**Task details**
Set each line of the records down again exactly, please.

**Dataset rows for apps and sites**
=== Section Start ===

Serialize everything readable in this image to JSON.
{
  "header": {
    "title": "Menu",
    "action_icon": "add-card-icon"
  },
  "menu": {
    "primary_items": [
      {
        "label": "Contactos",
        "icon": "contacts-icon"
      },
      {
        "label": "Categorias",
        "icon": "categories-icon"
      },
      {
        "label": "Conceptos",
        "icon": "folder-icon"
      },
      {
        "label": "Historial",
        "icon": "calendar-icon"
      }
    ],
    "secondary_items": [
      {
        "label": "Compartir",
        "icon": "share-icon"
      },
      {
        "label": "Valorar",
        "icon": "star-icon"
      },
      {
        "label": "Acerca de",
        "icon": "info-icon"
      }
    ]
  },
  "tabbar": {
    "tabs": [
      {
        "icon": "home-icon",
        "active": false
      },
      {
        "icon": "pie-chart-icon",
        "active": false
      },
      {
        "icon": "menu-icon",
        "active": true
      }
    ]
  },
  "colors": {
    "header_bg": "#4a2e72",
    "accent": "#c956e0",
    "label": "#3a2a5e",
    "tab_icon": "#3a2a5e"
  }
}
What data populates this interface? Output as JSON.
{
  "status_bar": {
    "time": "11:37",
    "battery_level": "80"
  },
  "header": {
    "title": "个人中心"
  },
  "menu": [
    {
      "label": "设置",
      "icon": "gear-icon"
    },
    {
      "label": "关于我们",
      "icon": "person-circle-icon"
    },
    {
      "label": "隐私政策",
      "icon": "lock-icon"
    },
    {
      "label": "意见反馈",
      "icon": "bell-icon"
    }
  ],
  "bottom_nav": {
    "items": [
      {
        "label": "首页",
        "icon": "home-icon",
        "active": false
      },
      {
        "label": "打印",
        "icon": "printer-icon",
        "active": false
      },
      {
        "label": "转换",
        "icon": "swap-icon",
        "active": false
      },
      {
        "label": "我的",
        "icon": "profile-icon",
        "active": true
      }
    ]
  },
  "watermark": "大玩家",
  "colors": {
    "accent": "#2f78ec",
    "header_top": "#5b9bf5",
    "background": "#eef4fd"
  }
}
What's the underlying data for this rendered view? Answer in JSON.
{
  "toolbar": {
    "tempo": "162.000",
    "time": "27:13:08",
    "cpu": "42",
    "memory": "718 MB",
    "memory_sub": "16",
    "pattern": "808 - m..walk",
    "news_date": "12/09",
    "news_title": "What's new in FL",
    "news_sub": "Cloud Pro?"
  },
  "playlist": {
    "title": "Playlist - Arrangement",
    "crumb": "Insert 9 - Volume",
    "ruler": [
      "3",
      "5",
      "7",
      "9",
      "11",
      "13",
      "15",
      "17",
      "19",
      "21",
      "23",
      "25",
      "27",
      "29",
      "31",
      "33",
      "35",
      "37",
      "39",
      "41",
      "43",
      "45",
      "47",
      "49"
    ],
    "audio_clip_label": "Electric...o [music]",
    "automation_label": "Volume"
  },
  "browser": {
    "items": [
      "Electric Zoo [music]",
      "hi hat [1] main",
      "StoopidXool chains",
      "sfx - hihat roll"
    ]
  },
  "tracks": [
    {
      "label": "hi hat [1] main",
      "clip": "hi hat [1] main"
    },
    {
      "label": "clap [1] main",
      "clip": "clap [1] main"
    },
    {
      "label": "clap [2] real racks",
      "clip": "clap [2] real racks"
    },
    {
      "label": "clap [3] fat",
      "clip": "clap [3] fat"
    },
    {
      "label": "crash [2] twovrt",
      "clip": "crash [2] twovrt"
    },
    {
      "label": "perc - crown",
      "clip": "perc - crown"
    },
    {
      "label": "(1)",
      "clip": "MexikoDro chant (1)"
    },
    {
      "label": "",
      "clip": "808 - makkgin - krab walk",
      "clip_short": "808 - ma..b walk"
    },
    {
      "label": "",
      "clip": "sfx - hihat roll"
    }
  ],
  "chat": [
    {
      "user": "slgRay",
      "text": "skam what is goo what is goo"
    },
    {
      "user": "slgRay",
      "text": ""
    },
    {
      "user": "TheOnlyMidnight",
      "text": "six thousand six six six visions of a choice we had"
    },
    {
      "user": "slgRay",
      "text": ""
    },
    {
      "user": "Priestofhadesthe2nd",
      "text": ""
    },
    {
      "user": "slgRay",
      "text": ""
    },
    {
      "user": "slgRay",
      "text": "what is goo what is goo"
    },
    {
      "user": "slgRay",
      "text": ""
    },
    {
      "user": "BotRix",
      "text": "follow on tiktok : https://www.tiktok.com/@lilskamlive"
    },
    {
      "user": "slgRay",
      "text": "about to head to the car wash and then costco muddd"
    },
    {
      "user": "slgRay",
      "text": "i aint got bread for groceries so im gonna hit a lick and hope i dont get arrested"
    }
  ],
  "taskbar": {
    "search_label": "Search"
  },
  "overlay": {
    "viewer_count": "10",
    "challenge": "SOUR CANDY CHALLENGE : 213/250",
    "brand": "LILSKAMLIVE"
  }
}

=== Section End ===

**Answer section**
Serialize everything readable in this image to JSON.
{
  "header": {
    "title": "Menu",
    "action_icon": "add-card-icon"
  },
  "menu": {
    "primary_items": [
      {
        "label": "Contactos",
        "icon": "contacts-icon"
      },
      {
        "label": "Categorias",
        "icon": "categories-icon"
      },
      {
        "label": "Conceptos",
        "icon": "folder-icon"
      },
      {
        "label": "Historial",
        "icon": "calendar-icon"
      }
    ],
    "secondary_items": [
      {
        "label": "Compartir",
        "icon": "share-icon"
      },
      {
        "label": "Valorar",
        "icon": "star-icon"
      },
      {
        "label": "Acerca de",
        "icon": "info-icon"
      }
    ]
  },
  "tabbar": {
    "tabs": [
      {
        "icon": "home-icon",
        "active": false
      },
      {
        "icon": "pie-chart-icon",
        "active": false
      },
      {
        "icon": "menu-icon",
        "active": true
      }
    ]
  },
  "colors": {
    "header_bg": "#4a2e72",
    "accent": "#c956e0",
    "label": "#3a2a5e",
    "tab_icon": "#3a2a5e"
  }
}
What data populates this interface? Output as JSON.
{
  "status_bar": {
    "time": "11:37",
    "battery_level": "80"
  },
  "header": {
    "title": "个人中心"
  },
  "menu": [
    {
      "label": "设置",
      "icon": "gear-icon"
    },
    {
      "label": "关于我们",
      "icon": "person-circle-icon"
    },
    {
      "label": "隐私政策",
      "icon": "lock-icon"
    },
    {
      "label": "意见反馈",
      "icon": "bell-icon"
    }
  ],
  "bottom_nav": {
    "items": [
      {
        "label": "首页",
        "icon": "home-icon",
        "active": false
      },
      {
        "label": "打印",
        "icon": "printer-icon",
        "active": false
      },
      {
        "label": "转换",
        "icon": "swap-icon",
        "active": false
      },
      {
        "label": "我的",
        "icon": "profile-icon",
        "active": true
      }
    ]
  },
  "watermark": "大玩家",
  "colors": {
    "accent": "#2f78ec",
    "header_top": "#5b9bf5",
    "background": "#eef4fd"
  }
}
What's the underlying data for this rendered view? Answer in JSON.
{
  "toolbar": {
    "tempo": "162.000",
    "time": "27:13:08",
    "cpu": "42",
    "memory": "718 MB",
    "memory_sub": "16",
    "pattern": "808 - m..walk",
    "news_date": "12/09",
    "news_title": "What's new in FL",
    "news_sub": "Cloud Pro?"
  },
  "playlist": {
    "title": "Playlist - Arrangement",
    "crumb": "Insert 9 - Volume",
    "ruler": [
      "3",
      "5",
      "7",
      "9",
      "11",
      "13",
      "15",
      "17",
      "19",
      "21",
      "23",
      "25",
      "27",
      "29",
      "31",
      "33",
      "35",
      "37",
      "39",
      "41",
      "43",
      "45",
      "47",
      "49"
    ],
    "audio_clip_label": "Electric...o [music]",
    "automation_label": "Volume"
  },
  "browser": {
    "items": [
      "Electric Zoo [music]",
      "hi hat [1] main",
      "StoopidXool chains",
      "sfx - hihat roll"
    ]
  },
  "tracks": [
    {
      "label": "hi hat [1] main",
      "clip": "hi hat [1] main"
    },
    {
      "label": "clap [1] main",
      "clip": "clap [1] main"
    },
    {
      "label": "clap [2] real racks",
      "clip": "clap [2] real racks"
    },
    {
      "label": "clap [3] fat",
      "clip": "clap [3] fat"
    },
    {
      "label": "crash [2] twovrt",
      "clip": "crash [2] twovrt"
    },
    {
      "label": "perc - crown",
      "clip": "perc - crown"
    },
    {
      "label": "(1)",
      "clip": "MexikoDro chant (1)"
    },
    {
      "label": "",
      "clip": "808 - makkgin - krab walk",
      "clip_short": "808 - ma..b walk"
    },
    {
      "label": "",
      "clip": "sfx - hihat roll"
    }
  ],
  "chat": [
    {
      "user": "slgRay",
      "text": "skam what is goo what is goo"
    },
    {
      "user": "slgRay",
      "text": ""
    },
    {
      "user": "TheOnlyMidnight",
      "text": "six thousand six six six visions of a choice we had"
    },
    {
      "user": "slgRay",
      "text": ""
    },
    {
      "user": "Priestofhadesthe2nd",
      "text": ""
    },
    {
      "user": "slgRay",
      "text": ""
    },
    {
      "user": "slgRay",
      "text": "what is goo what is goo"
    },
    {
      "user": "slgRay",
      "text": ""
    },
    {
      "user": "BotRix",
      "text": "follow on tiktok : https://www.tiktok.com/@lilskamlive"
    },
    {
      "user": "slgRay",
      "text": "about to head to the car wash and then costco muddd"
    },
    {
      "user": "slgRay",
      "text": "i aint got bread for groceries so im gonna hit a lick and hope i dont get arrested"
    }
  ],
  "taskbar": {
    "search_label": "Search"
  },
  "overlay": {
    "viewer_count": "10",
    "challenge": "SOUR CANDY CHALLENGE : 213/250",
    "brand": "LILSKAMLIVE"
  }
}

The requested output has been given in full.